I constructed the simple harmonic motion page for a physics lesson. I had this dynamic image in my mind when I learnt the topic years ago! However, I could only stare at the equations and mentally register the interdependencies of different terms. I suppose that most students would have done the similar mental and manual exercise: plot a few different versions of the oscillation corresponding to different sets of controlling parameters. It was the process of training to be a mathematician or physicist. Now, it is a wonderful experience to see the instantaneous response of the changes graphically.

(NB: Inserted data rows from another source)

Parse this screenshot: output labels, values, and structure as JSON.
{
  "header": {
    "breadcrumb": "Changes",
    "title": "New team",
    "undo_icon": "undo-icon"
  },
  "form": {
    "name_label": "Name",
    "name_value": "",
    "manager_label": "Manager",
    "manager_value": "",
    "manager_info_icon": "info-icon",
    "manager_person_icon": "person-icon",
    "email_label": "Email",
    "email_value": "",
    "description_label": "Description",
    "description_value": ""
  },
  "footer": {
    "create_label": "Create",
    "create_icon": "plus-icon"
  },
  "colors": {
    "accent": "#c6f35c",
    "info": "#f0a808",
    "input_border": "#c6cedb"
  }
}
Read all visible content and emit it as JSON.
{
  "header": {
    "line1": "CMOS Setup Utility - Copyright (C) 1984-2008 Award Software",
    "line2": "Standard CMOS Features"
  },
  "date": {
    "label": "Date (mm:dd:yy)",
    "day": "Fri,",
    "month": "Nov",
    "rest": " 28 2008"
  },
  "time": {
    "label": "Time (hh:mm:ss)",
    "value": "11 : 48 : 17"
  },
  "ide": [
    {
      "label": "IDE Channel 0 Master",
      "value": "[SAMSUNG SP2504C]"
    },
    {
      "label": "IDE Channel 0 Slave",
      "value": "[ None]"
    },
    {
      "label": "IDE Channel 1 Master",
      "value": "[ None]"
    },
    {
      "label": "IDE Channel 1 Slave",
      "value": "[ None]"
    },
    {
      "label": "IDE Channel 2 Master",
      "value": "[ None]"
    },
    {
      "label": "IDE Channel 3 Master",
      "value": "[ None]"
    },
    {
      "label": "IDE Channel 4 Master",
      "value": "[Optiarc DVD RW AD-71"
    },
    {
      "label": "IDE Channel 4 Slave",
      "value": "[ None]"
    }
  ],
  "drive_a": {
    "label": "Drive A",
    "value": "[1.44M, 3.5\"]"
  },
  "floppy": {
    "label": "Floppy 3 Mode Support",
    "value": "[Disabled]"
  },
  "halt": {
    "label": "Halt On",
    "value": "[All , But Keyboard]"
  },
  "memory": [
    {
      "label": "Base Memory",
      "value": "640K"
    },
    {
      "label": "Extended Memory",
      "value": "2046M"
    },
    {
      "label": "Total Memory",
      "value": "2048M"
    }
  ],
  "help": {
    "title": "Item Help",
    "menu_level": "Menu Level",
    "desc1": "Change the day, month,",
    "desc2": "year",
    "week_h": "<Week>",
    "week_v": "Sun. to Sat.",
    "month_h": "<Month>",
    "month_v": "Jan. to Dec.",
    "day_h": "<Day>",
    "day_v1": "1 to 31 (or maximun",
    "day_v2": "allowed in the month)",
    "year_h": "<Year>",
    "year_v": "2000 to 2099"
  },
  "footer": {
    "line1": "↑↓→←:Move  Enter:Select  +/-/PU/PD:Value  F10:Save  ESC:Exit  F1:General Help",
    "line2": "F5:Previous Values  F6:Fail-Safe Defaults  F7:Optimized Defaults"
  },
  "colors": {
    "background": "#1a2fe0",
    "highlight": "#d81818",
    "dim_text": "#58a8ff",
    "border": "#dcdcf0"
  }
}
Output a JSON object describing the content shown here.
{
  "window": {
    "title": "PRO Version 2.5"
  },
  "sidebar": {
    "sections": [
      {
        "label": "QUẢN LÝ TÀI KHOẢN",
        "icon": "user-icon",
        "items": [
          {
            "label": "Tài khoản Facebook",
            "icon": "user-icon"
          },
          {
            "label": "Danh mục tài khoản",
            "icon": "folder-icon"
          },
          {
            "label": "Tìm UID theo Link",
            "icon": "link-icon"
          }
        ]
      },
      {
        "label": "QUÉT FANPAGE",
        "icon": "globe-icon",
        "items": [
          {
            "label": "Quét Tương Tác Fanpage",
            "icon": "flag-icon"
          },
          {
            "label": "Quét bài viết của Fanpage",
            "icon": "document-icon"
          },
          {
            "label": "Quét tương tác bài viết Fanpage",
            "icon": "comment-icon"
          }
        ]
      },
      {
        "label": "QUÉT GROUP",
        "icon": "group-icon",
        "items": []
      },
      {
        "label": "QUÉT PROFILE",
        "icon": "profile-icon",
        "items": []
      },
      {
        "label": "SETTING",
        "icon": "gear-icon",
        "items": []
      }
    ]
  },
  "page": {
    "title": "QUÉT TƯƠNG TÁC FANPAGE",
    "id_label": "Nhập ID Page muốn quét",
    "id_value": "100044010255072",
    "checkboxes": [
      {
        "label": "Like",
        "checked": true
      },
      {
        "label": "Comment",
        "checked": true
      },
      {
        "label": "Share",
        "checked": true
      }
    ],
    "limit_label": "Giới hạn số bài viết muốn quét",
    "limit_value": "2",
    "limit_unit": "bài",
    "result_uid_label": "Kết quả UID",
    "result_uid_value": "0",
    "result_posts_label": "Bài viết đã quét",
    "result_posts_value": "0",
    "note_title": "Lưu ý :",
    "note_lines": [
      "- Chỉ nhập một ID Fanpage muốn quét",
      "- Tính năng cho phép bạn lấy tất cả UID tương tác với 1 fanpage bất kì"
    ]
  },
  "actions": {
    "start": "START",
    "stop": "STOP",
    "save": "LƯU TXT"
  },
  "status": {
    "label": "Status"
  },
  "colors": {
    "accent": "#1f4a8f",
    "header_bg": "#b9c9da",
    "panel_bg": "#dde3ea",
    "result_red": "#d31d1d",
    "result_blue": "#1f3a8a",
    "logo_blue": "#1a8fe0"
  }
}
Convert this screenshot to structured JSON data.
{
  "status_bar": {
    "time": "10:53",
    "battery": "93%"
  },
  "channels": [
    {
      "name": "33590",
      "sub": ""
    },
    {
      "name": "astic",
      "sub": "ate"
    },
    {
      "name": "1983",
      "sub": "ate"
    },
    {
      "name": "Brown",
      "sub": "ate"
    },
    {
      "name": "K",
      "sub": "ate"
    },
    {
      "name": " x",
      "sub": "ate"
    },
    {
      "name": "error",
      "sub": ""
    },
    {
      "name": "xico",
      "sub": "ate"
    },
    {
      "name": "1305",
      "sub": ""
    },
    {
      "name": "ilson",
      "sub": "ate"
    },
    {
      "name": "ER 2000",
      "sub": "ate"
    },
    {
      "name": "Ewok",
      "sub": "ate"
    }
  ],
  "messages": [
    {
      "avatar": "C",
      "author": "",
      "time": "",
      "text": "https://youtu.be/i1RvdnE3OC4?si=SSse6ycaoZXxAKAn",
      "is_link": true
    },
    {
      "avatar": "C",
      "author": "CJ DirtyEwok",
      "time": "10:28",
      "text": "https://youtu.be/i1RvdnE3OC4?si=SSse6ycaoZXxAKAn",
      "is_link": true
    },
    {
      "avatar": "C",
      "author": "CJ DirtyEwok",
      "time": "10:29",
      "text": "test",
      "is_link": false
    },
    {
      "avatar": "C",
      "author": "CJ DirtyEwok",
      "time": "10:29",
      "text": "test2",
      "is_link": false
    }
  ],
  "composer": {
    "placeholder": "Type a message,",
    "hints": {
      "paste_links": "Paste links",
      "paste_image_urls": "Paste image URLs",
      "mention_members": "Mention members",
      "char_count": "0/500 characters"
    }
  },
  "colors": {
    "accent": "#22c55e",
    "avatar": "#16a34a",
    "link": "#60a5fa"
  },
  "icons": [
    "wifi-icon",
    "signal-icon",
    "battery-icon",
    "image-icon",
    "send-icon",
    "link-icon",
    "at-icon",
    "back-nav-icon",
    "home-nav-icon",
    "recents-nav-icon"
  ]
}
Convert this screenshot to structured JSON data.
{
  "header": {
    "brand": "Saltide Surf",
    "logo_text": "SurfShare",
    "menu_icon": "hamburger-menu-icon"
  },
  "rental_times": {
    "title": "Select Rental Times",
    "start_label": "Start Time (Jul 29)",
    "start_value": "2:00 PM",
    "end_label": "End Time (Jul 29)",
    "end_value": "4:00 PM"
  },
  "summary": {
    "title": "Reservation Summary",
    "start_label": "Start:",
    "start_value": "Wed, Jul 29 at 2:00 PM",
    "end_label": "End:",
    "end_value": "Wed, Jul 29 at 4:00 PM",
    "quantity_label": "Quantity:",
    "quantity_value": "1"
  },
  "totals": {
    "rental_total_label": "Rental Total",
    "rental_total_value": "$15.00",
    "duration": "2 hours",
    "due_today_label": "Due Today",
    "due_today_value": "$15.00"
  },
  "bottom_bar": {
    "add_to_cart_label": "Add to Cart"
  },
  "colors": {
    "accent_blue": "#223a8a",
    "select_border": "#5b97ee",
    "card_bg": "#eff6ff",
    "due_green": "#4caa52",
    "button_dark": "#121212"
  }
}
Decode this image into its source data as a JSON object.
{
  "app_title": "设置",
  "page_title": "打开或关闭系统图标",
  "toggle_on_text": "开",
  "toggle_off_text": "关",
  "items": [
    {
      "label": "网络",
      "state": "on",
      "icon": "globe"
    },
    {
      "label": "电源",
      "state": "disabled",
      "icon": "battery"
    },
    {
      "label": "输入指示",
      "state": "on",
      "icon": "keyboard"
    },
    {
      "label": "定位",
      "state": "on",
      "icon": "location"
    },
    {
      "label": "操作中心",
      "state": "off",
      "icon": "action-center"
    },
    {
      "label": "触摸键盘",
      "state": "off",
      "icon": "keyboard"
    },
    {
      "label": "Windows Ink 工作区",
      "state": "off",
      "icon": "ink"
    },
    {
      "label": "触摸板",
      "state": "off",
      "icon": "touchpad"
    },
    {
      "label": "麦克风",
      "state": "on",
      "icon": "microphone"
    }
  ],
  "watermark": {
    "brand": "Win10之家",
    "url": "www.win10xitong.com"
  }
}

"The simple harmonic motion with damping" page is not a simulation. Actually, the analytic solution to the second order linear differential equation was entered into the page directly. Geogebra simply plots the graph. The spring was a locus of a point on a small circle rolling up the y-axis! I certainly have done a lot of thinking on the topic of "constructions and loci".

The pages that I created can also be viewed and downloaded from http://sites.google.com/site/huivictorc/geogebra.

Projectile explorer

Sorry, the GeoGebra Applet could not be started. Please make sure that Java 1.4.2 (or later) is installed and active in your browser (Click here to install Java now)

The projectile explorer was prepared for a mechanics lesson. The construction is general enough such that the page could be adapted into a Geogebra tool. Then two or more projectiles could be put together in a single page to enable the exploration of interception.

Search this blog


Most recent comments

  • Hi. I was creating a blogroll and tried to search the internet with blogs that using GeoGebra and fo… by Guillermo Bautista on this entry

Blog archive

Not signed in
Sign in

Powered by BlogBuilder